A game bundle is when multiple games are sold together at a discounted price. It’s a familiar concept: two-for-one sales are all over grocery stores, after all. But game bundles, specifically indie game bundles, tend to operate a little differently.
For instance, independent companies have been popping up across the internet to host bundles, which means they aren’t just giving you discounts in order to get you to come back for the bigger, more expensive product. Their main product is the bundle. Since they’re not so concerned about leveraging your wallet, these companies get to spend more time curating their collections and designing business models that are fair for both the customers and the game creators.
Fair how? Well, for example, the Humble Bundle, perhaps the most well-known indie bundle organization today, has a totally customizable sliding scale. The Humble Bundle lets you choose how much goes to the developers, how much goes to charity, and how much is “tipped” to Humble Bundle, Inc. so they can keep doing their thing. There’s no clear suggested asking price, but if you pay more than the average you get extra games thrown into the deal.
But wait. Pay what you want? How can anyone really benefit if gamers only need to pay $0.01 to get a whole handful of games?
It turns out that even if everyone isn’t overly generous, there are plenty of people who are, and they make up for the rest. You may remember in October of 2007 when the band Radiohead sold their album “In Rainbows” on a pay-what-you-want scale. At the time, it was ground-shaking for the music industry. There was an outcry that Radiohead was disenfranchising smaller artists and turning its back on the industry that had treated it so well.

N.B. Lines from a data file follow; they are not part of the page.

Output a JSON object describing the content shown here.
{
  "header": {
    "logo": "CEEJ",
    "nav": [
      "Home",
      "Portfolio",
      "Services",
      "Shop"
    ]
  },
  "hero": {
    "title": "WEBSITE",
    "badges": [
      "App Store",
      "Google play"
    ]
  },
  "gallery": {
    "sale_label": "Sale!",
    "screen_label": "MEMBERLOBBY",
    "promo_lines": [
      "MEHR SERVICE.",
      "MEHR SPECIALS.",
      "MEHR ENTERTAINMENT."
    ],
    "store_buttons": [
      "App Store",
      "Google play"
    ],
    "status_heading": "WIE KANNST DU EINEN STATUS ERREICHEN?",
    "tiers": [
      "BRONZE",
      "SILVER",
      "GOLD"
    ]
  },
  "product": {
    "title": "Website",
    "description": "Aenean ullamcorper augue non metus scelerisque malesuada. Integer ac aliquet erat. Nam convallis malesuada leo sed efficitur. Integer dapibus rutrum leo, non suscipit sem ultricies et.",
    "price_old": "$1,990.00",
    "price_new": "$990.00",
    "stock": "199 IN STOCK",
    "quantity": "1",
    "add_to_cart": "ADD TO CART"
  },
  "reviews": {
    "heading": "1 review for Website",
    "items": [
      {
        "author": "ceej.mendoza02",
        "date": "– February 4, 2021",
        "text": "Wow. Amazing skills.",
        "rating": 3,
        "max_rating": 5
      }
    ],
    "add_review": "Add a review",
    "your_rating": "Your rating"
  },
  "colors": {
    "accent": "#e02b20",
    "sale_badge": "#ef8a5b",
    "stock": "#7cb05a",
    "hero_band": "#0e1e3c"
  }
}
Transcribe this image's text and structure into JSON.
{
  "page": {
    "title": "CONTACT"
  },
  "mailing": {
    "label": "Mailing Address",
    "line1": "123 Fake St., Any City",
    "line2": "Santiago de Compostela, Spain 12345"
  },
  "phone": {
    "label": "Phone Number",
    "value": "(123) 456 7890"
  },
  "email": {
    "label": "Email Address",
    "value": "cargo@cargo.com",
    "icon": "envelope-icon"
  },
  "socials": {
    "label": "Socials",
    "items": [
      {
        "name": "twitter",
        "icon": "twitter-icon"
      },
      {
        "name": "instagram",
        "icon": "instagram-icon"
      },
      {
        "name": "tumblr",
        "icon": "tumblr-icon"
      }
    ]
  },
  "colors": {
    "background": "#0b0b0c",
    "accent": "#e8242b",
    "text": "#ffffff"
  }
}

Today, pay-what-you-want is not so weird. Radiohead knew that a big percentage of their fans were going to download the music illegally anyway, thanks to the Internet. It turned out that bypassing the record label and letting fans pay what they thought was a fair price made both the artist and the audience feel as if they had participated in a cleaner, more satisfying transaction. And Radiohead’s income didn’t suffer.
This method seems to be working for games, too. Game bundles make it easy for creators to disseminate their product. Small titles get some Internet recognition, game lovers connect with new artists and buy games for cheap, and bundle organizers turn a profit. If it’s a charity bundle, like Humble Bundle or Greenlight Bundle, the experience gets even better. Want some proof that customers don’t need a fixed price tag to be generous? Humble Bundle, Inc. recently announced that it had earned enough money to bring daily clean drinking water to more than 3,000 people in Ethiopia. Overall, it has raised more than $29 million for its associated charities. Good job, gamers.
Want to learn more? You can keep up to date on current game bundles by checking websites like Indie Game Bundles.com or the Game Bundle subreddit. Each bundle organization has its own policies and practices, so be sure to check out their about pages and see where your money is going. No matter where you go, you’ll probably be getting an amazing deal.